The idea of “lying flat” promotes: “Don’t buy property and a car. Don’t get married. Don’t have children. Don’t consume.”

In response to the “lying flat” lifestyle, Nanfang Daily, a Chinese state media, published an article entitled “Lying Flat is Shameful, There is Nothing to Feel Righteous About” on May 20, 2021. The article accused negative emotions spread by “lying flat” practitioners while encouraging the public to be confident about their future.

“It is necessary to prevent the stagnation of social classes…and form an environment for improvement in which everyone participates, avoiding involution and ‘lying flat’,” wrote the Chinese President Xi Jinping on October 15, 2021 in Qiushi, the leading official journal on political theory of the Chinese Communist Party.

As the state media has made their position clear, Luo’s article was removed by censors, “lying flat” discussion groups in Chinese social media were shut down and the search function for the term has been disabled.

Finding Comfort Zone

Though the Chinese government tried to suppress discussions, Taiwanese businessman Mark Zheng* set up a Facebook group entitled “Lying Flatism” on June 20, 2021. The group promotes “lying flat” lifestyles with over 100 members, mainly from Taiwan.

Cover of Mark Zheng’s Facebook group “Lying Flatism”.
(Photo courtesy of Mark Zheng)

“I want to provide a safe and comfortable platform for people to express their opinion,” Zheng says. He has observed that many have been complaining about pressure from work. He thinks that “lying flat” is a kind of spiritual resistance to rat races and the exploitation from employers.

Zheng only works one hour a day on average in an international trade company, with a monthly salary around 40,000 Taiwan dollars (US$1410). He brands himself as a “‘lying flat’ practitioner”. 

“I am content with my life and I do not think that I need to work harder,” the 36-year-old businessman says, adding that everyone can choose whatever lifestyle he or she wants.

Making it Discussible

To show support for the “‘lying flat’ lifestyle”, Zhang Jiumin*, a Chinese independent songwriter, released a song “Lying Flat Is Kingly Way” on Weibo and YouTube. The song lists some benefits of “lying flat” such as preventing burning out and maintaining people’s physical and mental health. 

Video cover of Zhang Jiumin’s song “Lying Flat Is Kingly Way”.
(Photo courtesy of Zhang Jiu-min)

Despite being removed from Weibo, a popular social media platform in China, he keeps posting the song by not using sensitive words such as “lying flat” in his description to avoid censorship.

“I just want more people to listen to my song. It is written from the bottom of my heart. Although ‘lying flat’ is not a mainstream value, it should still be discussed,” Zhang says. 

Lau Siu-lun, a lecturer of Sociology in the Chinese University of Hong Kong, points out that “lying flatism” is not a new idea, citing the “Beat Generation” from the United States in the 1950s and the “Low-Desire Society” concept from Japan in the 1990s as examples.
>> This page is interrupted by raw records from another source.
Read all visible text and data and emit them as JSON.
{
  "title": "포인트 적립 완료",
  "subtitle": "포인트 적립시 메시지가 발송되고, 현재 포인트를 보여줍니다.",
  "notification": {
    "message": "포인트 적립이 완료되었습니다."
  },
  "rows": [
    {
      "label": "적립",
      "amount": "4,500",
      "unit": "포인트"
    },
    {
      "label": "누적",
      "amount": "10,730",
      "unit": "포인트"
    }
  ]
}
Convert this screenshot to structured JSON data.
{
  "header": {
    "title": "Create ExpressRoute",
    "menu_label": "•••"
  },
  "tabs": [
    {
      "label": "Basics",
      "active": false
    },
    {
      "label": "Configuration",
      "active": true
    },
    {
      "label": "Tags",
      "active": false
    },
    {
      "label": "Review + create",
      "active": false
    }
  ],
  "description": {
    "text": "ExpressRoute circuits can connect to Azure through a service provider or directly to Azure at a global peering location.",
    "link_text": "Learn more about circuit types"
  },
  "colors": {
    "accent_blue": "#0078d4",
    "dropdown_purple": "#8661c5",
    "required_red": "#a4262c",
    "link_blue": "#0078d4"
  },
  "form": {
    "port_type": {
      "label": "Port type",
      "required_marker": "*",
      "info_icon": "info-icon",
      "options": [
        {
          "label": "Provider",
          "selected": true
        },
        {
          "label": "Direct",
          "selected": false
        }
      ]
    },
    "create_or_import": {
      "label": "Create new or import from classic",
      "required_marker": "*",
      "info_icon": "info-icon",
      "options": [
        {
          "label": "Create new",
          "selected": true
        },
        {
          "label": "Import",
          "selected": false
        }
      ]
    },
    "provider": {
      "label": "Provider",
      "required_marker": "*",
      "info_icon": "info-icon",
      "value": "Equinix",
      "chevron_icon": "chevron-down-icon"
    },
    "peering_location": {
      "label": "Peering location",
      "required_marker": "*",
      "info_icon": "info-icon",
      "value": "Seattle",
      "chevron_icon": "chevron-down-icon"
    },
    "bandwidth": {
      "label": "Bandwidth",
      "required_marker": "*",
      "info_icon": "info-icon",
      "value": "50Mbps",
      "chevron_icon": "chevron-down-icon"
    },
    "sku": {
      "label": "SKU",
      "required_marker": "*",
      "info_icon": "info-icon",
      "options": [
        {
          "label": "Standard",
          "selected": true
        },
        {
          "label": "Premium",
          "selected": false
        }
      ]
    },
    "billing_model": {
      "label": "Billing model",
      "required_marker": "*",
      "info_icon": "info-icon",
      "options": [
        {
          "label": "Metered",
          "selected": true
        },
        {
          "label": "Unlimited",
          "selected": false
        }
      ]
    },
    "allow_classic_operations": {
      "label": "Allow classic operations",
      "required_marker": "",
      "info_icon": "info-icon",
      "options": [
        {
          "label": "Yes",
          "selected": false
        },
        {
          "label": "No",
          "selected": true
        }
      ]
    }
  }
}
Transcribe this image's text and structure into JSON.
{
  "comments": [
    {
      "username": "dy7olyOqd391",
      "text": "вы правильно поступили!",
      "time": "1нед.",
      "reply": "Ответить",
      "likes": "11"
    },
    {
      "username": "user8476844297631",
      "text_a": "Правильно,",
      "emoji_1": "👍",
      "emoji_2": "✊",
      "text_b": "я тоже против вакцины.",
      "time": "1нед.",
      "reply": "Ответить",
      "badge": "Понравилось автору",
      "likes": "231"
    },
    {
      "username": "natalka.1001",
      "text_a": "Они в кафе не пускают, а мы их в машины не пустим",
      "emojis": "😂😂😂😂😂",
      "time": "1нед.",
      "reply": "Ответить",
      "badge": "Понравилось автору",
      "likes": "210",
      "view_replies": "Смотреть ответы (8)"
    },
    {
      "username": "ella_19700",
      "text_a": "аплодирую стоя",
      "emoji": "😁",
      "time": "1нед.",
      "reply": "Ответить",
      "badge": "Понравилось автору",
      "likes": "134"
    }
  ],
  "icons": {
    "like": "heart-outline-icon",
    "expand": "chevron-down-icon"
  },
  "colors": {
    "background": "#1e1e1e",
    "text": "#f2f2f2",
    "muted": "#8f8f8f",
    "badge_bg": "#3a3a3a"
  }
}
“Living costs increase with economic development, while pay rise fails to catch up. The Chinese working class in first-tier cities like Beijing, Shanghai, Guangzhou and Shengzhen find it less rewarding to live and work in these competitive places,” he explains.

Lau points out that people feel stressed when they work for long hours but still cannot afford housing property, while the price of daily commodities keeps rising.

“I think some of them will just give up their regular jobs in first-tier cities and return to their hometown or other second or third-tier cities to enjoy a more relaxing lifestyle,” Lau says.

*Names changed at interviewees’ request.

Edited by Leung Pak-hei
Sub-edited by Kajal Aidasani